▸ **Goal of the exercise**
Examine the entries below, count the lines holding the string "icon", and respond with the number only.

Collected data:
====

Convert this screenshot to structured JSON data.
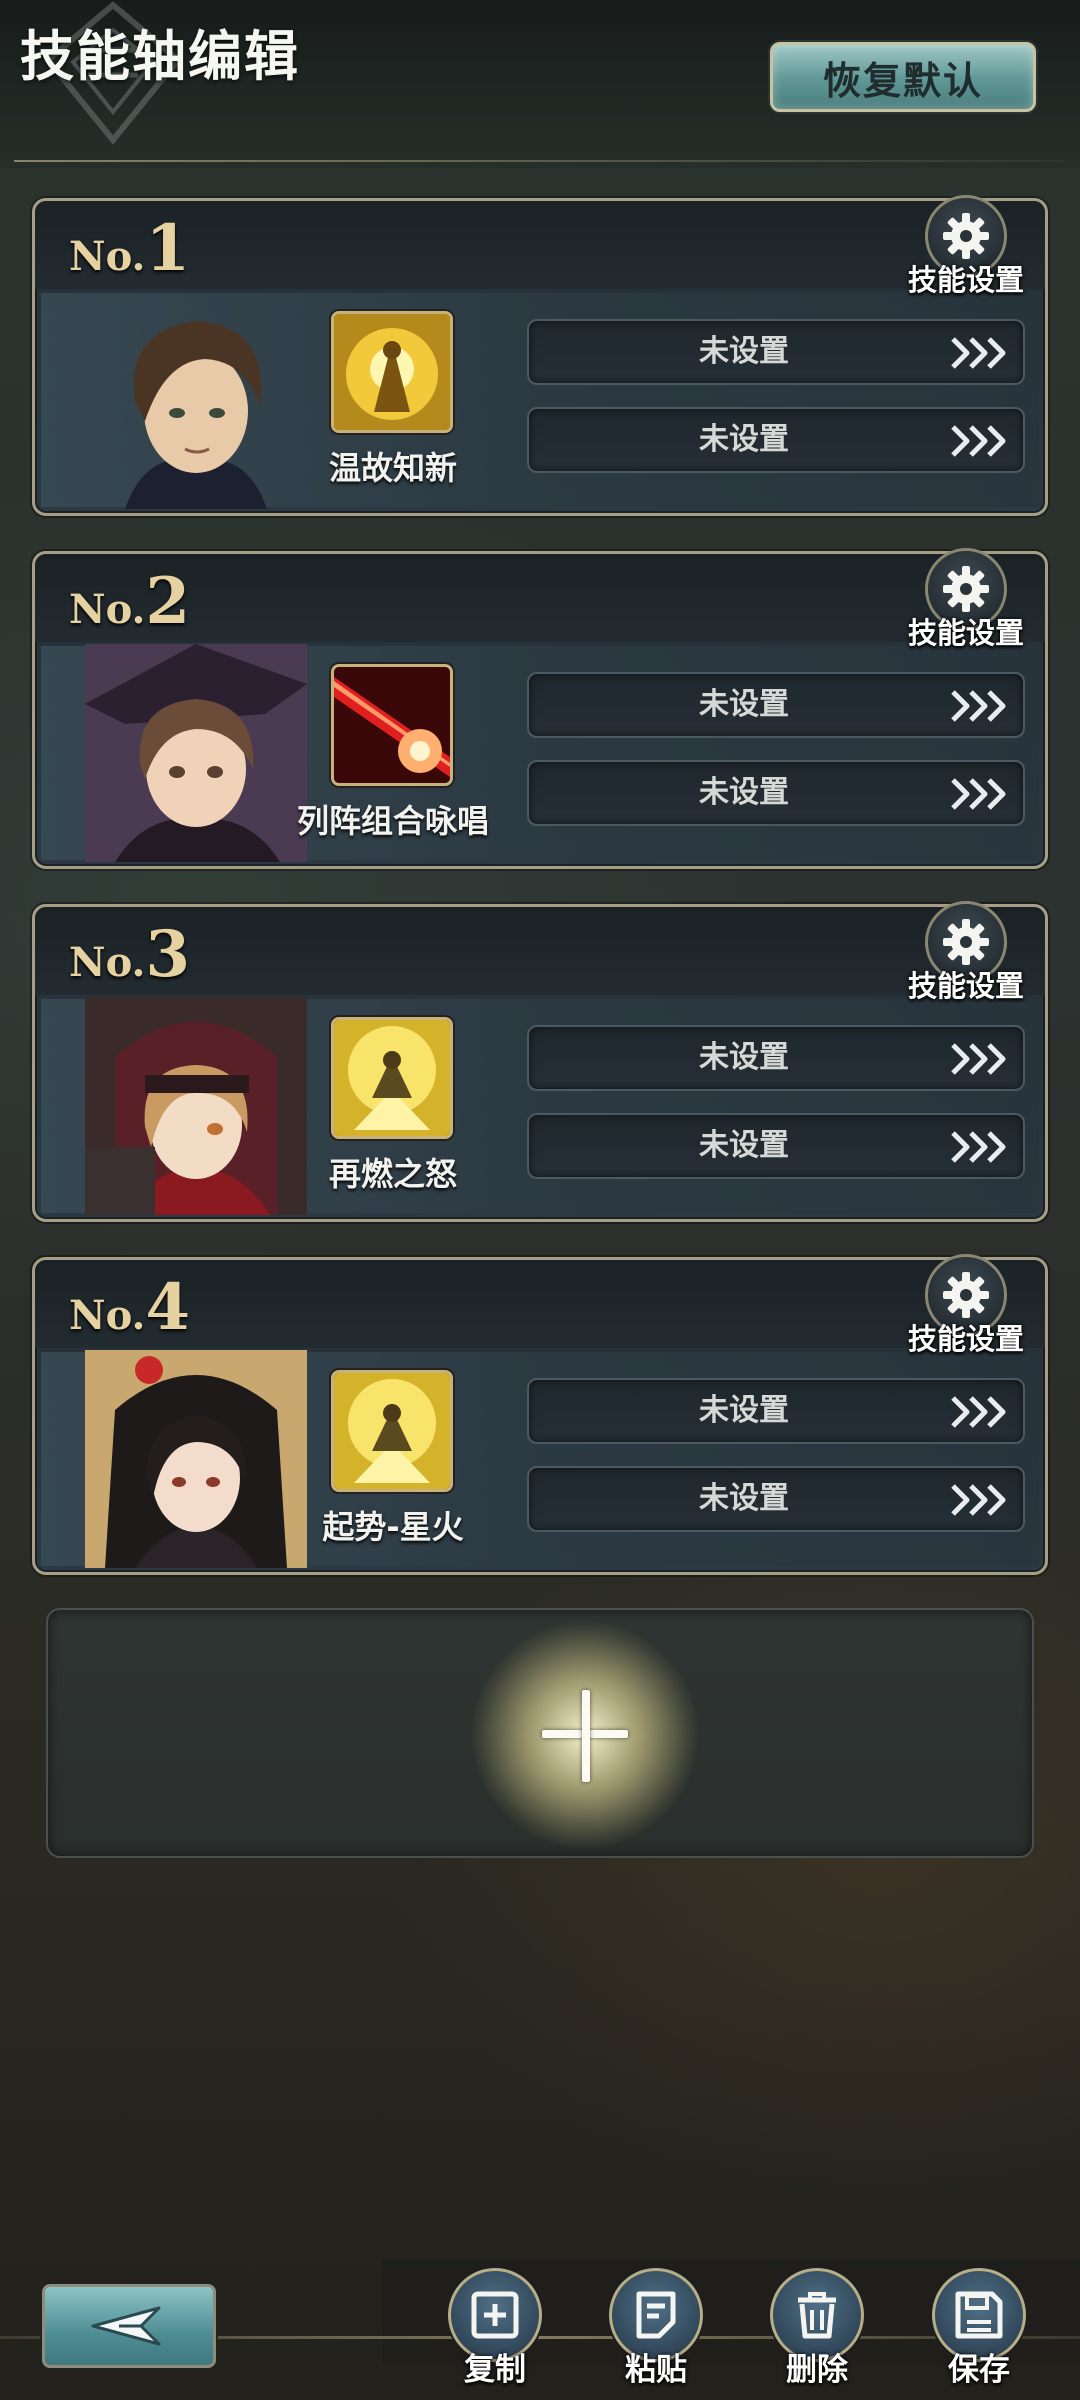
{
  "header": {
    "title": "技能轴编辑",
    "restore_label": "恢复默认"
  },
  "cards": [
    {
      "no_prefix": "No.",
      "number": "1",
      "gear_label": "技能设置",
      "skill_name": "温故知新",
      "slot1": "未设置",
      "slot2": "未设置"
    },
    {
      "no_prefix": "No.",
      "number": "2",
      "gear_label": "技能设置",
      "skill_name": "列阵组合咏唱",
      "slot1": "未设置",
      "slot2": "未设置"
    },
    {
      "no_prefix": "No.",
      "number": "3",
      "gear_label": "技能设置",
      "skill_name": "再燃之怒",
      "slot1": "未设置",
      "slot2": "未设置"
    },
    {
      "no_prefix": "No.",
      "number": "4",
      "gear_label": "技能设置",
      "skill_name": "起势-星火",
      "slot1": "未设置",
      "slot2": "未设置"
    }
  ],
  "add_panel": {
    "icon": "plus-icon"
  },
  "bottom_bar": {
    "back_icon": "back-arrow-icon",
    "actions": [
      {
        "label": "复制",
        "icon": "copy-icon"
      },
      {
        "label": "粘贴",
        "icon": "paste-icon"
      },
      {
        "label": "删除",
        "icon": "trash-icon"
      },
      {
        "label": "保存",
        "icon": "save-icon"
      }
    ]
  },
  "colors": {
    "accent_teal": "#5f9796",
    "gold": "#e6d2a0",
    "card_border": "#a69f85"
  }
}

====

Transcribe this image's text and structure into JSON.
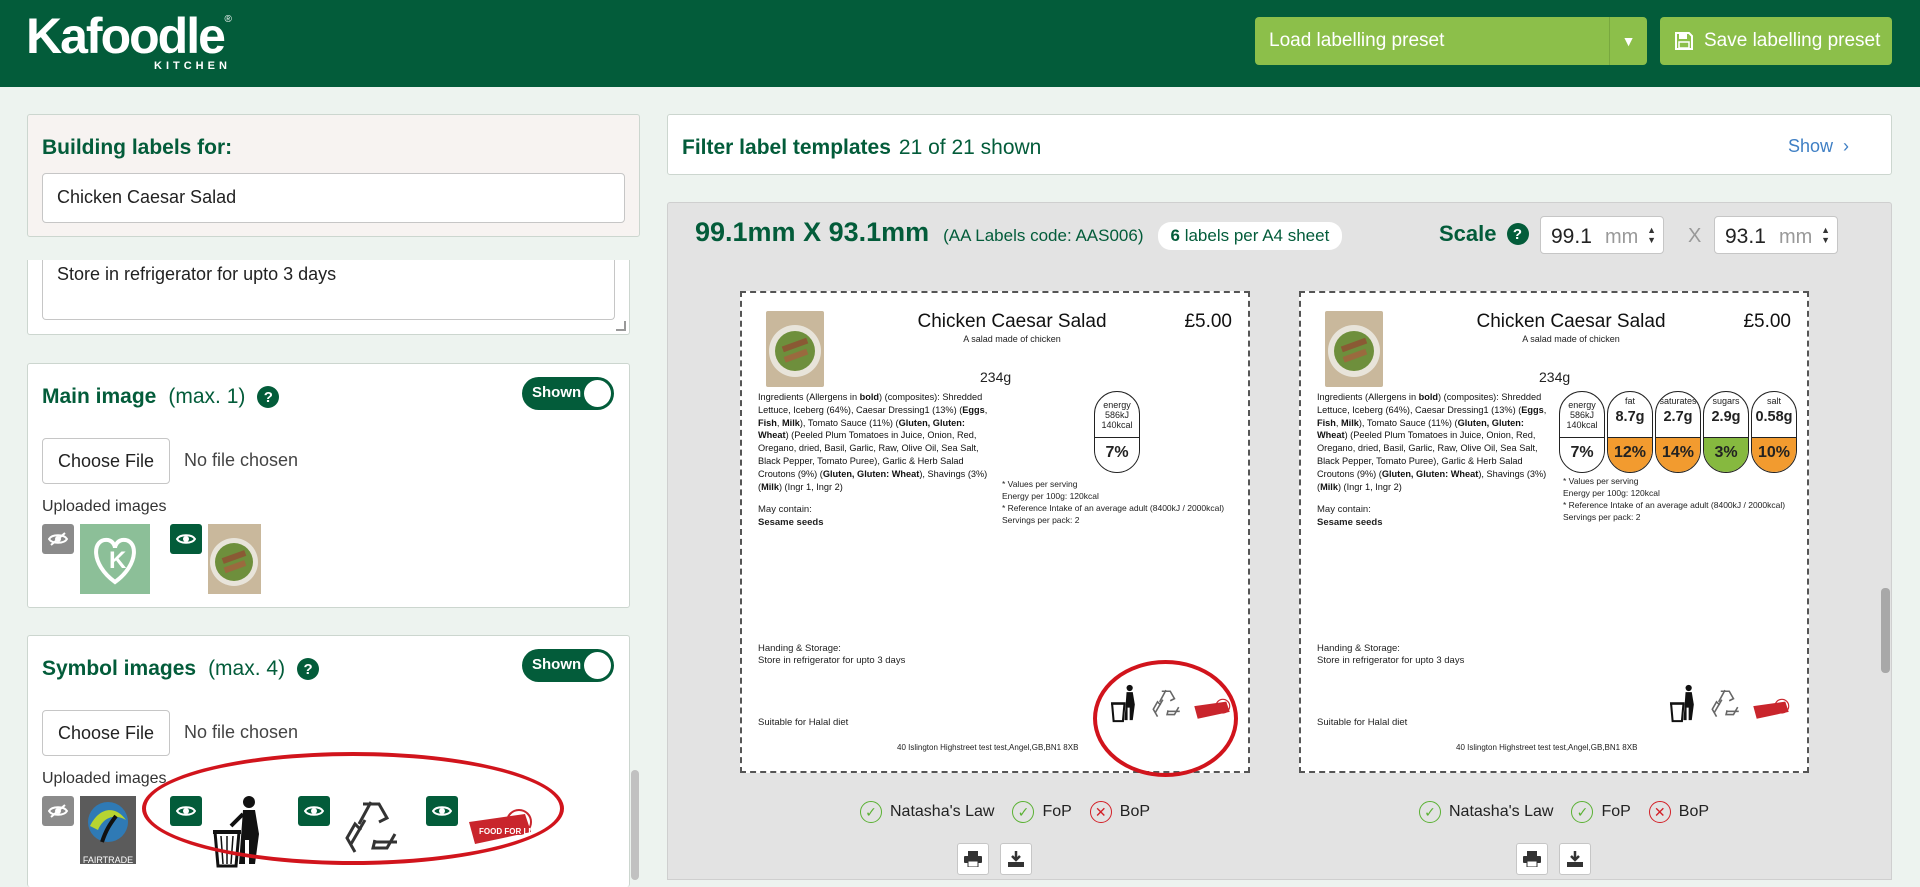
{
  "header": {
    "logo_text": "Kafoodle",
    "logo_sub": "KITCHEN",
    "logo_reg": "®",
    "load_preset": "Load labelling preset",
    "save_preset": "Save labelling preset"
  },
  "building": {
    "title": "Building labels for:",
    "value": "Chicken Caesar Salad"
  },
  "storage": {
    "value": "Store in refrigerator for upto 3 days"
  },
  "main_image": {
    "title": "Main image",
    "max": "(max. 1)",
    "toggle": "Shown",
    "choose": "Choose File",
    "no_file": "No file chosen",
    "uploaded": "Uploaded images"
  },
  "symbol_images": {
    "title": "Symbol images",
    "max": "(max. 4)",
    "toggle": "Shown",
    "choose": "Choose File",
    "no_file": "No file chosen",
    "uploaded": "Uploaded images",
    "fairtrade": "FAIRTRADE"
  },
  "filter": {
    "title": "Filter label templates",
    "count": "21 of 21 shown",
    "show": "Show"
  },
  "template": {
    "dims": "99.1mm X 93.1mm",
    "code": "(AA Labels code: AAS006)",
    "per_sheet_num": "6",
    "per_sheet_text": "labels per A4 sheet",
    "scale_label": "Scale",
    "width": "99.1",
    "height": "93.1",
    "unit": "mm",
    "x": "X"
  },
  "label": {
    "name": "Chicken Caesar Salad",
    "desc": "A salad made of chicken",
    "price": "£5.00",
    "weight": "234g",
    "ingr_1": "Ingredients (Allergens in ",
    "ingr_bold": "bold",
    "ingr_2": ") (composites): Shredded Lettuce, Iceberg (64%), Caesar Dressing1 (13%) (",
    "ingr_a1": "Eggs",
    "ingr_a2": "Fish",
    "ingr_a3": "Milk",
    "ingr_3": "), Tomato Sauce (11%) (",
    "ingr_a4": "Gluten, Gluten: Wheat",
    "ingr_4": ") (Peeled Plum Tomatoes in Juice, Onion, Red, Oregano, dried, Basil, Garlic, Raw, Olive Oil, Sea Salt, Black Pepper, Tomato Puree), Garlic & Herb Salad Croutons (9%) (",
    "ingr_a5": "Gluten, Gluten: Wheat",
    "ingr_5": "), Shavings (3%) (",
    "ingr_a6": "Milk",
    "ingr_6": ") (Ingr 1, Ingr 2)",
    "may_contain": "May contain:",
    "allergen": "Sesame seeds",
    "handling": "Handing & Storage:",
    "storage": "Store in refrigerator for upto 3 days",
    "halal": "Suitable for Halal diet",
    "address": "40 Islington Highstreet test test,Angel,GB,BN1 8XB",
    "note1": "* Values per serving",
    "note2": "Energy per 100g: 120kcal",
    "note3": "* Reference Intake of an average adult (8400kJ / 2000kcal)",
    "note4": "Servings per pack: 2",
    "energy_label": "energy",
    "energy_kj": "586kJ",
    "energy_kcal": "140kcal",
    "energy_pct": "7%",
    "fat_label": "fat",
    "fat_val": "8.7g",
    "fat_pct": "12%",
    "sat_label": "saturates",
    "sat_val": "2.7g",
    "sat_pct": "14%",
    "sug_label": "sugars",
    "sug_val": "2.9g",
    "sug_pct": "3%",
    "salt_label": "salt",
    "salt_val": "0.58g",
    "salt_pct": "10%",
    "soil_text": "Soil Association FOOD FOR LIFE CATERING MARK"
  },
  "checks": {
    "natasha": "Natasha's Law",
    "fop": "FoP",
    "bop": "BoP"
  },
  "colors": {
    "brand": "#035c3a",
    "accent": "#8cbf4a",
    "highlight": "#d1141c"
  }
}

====

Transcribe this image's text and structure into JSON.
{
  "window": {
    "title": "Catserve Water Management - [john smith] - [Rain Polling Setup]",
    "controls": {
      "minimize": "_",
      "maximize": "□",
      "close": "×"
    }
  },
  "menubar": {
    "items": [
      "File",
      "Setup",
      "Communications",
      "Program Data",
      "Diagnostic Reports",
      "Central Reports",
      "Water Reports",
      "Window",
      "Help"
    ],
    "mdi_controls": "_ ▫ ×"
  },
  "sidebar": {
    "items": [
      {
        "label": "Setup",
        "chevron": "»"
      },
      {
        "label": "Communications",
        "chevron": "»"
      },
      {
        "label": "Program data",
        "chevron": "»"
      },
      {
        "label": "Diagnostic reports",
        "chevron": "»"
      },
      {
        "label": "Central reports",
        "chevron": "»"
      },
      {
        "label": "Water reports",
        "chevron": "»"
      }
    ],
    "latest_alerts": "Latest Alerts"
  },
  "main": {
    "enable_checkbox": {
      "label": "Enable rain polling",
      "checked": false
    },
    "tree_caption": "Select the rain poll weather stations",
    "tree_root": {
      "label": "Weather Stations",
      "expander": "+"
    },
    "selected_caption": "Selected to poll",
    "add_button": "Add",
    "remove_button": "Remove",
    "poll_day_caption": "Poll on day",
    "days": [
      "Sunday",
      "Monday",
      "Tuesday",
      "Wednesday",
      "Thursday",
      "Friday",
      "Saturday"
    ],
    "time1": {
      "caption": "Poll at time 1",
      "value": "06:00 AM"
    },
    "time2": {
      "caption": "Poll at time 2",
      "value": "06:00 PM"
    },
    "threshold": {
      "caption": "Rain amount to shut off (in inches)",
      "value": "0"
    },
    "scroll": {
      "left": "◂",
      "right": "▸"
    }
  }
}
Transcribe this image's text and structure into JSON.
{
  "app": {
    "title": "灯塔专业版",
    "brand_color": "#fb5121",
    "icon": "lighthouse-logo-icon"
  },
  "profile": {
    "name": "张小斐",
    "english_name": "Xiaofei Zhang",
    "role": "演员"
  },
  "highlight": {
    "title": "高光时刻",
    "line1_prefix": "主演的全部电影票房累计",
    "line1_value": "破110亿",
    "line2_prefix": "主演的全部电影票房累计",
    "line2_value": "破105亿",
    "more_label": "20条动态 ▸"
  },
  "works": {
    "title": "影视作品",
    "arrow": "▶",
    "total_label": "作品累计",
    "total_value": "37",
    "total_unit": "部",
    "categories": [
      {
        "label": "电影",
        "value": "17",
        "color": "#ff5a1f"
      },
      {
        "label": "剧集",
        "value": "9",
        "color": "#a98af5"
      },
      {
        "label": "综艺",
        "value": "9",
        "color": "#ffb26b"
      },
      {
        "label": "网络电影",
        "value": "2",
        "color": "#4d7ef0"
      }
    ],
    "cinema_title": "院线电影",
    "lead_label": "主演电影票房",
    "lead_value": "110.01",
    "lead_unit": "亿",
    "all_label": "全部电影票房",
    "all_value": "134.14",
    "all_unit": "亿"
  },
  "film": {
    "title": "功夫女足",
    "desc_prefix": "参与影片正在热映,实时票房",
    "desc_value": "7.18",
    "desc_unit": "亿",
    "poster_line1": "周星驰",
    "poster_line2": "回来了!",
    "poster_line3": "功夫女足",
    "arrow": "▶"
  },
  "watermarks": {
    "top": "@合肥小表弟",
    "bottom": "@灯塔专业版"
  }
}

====

▸ **Finished task**
7